Local News Matters weekly newsletter
Start your week with a little inspiration. Sign up for our informative, community-based newsletter, delivered on Mondays with news about the Bay Area.
The club constructed the cross on Albany Hill in 1971 on a parcel of land that was then private property. The land was eventually sold to a developer and the Lions were given an easement to maintain the cross. In 1973, the developer transferred the land to the city, which accepted the land despite the easement and cross. The property eventually became Albany Hill Park.
Lions administrators said the club has maintained and regularly illuminated the cross for more than 50 years to mark traditional Christian religious holidays including Christmas and Easter as well as other events such as the anniversary of the Sept. 11, 2001, terror attacks. When lit at night, the cross can be seen from other parts of the Bay.
But the presence of the religious symbol on what is now public property has been a contentious issue.
In 2015, the cross came under attack from the group East Bay Atheists. In 2016, Albany officials had PG&E shut down power to the cross for 106 days on grounds that it posed safety issues and fire hazards.

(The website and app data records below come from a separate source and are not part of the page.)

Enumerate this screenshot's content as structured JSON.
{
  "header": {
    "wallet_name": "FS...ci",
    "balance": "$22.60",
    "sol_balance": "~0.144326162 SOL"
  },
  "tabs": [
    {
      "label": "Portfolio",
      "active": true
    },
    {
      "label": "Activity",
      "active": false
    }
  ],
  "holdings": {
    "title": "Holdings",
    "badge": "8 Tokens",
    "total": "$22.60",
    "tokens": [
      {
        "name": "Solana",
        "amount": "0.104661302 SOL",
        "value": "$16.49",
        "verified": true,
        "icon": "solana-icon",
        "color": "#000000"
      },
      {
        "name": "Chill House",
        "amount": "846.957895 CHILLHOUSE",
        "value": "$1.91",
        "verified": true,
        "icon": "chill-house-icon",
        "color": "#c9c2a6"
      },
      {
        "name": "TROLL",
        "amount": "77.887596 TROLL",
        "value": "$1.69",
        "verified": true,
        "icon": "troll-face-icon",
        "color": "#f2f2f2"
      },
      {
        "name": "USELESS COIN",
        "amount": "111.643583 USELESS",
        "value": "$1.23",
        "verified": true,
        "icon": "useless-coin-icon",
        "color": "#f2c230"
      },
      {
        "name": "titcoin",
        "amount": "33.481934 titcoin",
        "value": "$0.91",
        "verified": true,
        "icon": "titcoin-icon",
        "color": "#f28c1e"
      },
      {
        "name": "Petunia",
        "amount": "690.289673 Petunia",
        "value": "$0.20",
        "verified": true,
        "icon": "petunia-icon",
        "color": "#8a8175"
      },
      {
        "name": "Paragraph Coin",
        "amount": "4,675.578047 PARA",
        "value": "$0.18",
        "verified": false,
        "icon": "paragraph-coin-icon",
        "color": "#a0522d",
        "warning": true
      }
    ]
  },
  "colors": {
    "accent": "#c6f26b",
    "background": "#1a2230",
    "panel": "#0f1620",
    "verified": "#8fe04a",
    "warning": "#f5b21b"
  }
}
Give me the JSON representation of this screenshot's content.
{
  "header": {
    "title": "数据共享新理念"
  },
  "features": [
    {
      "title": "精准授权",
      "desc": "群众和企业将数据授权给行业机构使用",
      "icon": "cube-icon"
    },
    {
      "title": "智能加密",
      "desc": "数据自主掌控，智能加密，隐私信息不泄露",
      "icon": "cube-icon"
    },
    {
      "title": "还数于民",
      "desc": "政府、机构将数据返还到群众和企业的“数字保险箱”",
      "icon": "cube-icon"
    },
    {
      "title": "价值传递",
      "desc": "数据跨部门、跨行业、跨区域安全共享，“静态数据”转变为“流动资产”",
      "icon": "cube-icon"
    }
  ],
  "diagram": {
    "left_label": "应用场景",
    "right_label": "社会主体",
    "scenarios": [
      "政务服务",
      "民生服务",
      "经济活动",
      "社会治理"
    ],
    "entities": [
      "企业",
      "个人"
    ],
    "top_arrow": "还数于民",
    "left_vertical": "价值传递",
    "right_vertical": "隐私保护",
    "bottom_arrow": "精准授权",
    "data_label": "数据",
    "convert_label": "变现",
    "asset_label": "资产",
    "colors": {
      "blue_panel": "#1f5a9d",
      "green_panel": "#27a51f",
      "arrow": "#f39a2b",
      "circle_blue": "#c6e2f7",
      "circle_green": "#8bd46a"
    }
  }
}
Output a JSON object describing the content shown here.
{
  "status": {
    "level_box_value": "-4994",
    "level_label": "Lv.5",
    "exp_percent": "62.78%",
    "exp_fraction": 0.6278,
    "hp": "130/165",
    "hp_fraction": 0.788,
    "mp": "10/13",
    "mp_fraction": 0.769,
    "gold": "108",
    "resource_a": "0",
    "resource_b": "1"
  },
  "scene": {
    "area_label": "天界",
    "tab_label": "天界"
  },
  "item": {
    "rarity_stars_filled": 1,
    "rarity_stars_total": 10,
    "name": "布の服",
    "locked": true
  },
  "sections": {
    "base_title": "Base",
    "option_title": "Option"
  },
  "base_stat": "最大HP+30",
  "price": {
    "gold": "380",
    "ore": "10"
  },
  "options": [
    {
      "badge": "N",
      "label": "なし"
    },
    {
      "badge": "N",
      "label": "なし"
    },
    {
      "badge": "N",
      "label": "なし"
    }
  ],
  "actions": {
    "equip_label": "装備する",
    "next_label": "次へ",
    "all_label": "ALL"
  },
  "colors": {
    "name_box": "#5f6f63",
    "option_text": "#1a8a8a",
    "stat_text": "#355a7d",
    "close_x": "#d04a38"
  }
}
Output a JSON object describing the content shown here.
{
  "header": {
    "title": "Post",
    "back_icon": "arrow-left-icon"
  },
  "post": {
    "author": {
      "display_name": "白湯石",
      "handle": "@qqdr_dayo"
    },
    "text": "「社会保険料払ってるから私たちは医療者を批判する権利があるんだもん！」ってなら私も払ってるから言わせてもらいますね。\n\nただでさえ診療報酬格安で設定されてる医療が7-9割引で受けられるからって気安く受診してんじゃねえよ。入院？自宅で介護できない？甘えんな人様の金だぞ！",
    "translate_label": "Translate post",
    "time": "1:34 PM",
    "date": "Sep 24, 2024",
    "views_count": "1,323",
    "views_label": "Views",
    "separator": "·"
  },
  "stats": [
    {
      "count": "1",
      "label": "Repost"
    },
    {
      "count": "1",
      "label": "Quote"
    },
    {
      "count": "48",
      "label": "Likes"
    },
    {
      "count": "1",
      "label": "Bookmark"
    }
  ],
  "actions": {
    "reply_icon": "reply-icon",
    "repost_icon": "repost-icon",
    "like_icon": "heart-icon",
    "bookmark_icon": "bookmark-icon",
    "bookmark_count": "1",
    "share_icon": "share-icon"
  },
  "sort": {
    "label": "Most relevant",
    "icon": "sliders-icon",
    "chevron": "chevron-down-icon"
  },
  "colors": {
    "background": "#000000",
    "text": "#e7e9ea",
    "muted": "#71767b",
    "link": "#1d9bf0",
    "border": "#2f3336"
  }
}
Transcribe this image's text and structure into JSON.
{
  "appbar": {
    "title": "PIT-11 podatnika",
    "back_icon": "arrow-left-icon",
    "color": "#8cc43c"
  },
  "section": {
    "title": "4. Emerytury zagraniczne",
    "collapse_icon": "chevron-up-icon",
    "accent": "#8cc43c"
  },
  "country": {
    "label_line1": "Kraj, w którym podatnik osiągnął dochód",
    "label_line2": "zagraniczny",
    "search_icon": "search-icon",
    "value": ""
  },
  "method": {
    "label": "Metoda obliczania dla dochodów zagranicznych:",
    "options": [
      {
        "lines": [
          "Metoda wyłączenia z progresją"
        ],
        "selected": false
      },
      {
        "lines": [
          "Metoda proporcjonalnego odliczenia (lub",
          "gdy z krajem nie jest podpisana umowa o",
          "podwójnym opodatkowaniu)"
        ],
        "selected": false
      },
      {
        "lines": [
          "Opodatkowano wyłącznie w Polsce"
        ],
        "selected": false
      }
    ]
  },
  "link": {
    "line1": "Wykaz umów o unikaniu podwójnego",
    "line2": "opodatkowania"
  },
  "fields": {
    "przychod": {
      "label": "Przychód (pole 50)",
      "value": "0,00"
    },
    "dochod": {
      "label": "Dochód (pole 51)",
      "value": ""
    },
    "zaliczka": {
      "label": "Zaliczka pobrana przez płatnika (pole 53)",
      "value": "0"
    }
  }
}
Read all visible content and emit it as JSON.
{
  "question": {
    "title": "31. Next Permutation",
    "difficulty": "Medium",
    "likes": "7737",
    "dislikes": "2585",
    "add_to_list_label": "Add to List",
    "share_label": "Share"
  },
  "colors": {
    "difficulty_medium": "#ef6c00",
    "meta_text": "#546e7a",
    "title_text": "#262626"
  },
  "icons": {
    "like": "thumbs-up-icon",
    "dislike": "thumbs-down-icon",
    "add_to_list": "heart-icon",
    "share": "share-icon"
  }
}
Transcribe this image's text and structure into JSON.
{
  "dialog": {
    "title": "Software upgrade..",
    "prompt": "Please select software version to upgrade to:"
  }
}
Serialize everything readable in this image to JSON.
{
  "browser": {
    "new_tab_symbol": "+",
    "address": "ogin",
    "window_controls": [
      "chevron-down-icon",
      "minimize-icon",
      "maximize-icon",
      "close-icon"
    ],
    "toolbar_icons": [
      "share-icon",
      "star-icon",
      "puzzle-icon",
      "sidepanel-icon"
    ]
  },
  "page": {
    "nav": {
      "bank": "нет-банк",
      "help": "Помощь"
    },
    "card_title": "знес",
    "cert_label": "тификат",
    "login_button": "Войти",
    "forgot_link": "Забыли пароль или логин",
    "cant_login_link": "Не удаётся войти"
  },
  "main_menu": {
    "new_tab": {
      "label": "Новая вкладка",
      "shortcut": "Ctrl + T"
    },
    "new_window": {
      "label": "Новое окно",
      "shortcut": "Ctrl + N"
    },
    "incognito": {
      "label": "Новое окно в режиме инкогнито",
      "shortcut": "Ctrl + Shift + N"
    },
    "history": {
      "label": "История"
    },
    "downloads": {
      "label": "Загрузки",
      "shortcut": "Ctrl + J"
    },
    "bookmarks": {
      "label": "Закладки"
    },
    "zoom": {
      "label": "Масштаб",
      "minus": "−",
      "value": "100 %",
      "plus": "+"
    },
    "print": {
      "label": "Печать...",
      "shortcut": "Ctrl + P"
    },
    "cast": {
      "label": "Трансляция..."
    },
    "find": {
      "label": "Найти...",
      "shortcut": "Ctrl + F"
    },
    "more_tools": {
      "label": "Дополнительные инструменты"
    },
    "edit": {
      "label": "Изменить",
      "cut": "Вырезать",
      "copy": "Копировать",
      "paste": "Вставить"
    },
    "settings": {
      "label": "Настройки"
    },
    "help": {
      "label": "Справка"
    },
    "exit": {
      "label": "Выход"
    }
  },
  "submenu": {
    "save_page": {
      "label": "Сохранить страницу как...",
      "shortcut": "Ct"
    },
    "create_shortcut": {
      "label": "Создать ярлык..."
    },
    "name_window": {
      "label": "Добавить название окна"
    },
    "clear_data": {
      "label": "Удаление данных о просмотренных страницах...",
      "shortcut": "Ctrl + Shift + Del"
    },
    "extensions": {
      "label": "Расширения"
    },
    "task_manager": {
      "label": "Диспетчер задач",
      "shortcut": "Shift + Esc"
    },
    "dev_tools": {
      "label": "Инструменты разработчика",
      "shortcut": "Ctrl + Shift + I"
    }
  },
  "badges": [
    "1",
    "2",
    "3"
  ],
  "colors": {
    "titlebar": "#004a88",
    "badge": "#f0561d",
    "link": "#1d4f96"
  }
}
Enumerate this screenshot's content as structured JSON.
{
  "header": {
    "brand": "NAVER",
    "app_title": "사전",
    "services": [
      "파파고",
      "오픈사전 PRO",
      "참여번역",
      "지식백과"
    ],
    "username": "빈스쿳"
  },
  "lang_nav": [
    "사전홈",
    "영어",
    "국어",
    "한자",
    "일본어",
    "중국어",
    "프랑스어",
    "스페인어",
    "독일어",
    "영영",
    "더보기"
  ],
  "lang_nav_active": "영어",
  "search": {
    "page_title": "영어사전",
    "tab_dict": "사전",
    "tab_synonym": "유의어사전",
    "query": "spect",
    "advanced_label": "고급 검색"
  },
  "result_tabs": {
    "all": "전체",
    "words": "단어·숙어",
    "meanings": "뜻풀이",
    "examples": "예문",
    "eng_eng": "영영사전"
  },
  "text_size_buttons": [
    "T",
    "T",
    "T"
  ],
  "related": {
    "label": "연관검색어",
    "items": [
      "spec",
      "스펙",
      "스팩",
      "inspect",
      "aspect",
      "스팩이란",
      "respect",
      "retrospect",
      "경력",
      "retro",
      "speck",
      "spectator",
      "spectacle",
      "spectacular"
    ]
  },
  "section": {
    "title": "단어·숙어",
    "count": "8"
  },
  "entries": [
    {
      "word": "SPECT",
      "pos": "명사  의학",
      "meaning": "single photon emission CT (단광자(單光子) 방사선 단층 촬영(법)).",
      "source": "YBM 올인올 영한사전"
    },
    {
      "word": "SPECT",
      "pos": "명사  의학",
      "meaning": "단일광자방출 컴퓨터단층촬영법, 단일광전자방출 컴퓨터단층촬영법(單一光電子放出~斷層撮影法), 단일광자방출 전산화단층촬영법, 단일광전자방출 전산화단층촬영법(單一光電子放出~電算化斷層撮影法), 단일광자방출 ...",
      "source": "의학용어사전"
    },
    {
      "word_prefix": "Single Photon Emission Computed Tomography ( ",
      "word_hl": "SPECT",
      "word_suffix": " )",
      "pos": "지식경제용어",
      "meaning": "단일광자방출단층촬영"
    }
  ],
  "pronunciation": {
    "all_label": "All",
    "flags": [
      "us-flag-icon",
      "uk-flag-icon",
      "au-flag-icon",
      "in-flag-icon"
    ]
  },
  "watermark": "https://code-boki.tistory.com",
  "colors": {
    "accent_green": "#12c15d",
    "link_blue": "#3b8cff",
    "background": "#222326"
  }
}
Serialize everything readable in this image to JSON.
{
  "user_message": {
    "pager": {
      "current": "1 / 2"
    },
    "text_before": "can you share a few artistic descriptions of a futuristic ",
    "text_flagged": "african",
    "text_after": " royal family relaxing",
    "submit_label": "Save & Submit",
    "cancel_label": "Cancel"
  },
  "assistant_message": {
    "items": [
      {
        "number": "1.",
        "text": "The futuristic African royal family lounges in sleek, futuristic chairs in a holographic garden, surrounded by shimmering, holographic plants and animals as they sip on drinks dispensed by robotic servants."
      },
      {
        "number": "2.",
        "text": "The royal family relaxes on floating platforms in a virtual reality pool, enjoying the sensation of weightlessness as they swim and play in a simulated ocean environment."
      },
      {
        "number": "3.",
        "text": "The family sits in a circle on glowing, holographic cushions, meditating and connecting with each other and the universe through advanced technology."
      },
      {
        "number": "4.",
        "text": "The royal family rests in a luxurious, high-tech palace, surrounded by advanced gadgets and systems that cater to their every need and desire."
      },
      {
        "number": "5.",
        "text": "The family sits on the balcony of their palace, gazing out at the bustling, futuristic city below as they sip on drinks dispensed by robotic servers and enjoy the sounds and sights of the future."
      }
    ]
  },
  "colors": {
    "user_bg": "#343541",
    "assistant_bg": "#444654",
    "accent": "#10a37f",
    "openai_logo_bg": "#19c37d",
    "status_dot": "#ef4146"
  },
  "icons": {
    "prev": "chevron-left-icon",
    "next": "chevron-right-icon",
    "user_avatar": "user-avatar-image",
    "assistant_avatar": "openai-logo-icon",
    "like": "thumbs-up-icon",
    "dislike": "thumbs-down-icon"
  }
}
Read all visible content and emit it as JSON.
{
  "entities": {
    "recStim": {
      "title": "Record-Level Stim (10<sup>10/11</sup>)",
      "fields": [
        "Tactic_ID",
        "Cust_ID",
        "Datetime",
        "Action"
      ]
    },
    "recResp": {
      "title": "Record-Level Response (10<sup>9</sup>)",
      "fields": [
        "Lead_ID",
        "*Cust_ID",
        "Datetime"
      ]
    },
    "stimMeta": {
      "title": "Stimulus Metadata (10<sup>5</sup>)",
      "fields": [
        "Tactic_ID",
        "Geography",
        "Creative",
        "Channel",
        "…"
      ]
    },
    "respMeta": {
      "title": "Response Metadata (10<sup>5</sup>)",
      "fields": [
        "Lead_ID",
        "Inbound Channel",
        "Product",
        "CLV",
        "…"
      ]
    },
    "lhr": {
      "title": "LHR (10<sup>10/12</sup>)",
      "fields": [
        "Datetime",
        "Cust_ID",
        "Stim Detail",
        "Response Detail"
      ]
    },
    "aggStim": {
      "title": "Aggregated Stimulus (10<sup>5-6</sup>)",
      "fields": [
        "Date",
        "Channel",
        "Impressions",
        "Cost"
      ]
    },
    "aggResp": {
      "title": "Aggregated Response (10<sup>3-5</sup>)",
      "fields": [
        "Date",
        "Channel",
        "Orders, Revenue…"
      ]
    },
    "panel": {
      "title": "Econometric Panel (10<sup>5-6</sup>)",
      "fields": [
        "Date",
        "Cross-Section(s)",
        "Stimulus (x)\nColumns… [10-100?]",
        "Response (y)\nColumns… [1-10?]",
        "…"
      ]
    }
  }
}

The Lions Club said that amounted to a
harassment campaign to force the cross off the hill.
In 2018, a federal judge ruled the cross had no place in the 11-acre public park and that the city could remedy the situation by either selling the property to a private party or condemning the parcel through eminent domain.
While much of Albany Hill is protected open space, some of the land is still subject to residential development plans. Park supporters fear the popular nature preserve and hiking area containing the cross could be destroyed if easement access is granted to the adjacent neighborhood. A petition to save the park was launched on the Change.org website.
On the other side of the debate, a group calling itself Albany Hill 4 All launched its own counter petition calling on the Albany City Council to support removal of the cross as a reflection of the community’s cultural diversity and desire to be welcoming to all religions.
The Lions Club in March offered to purchase the small lot from the city. It is unclear what will happen now that the offer has been rejected.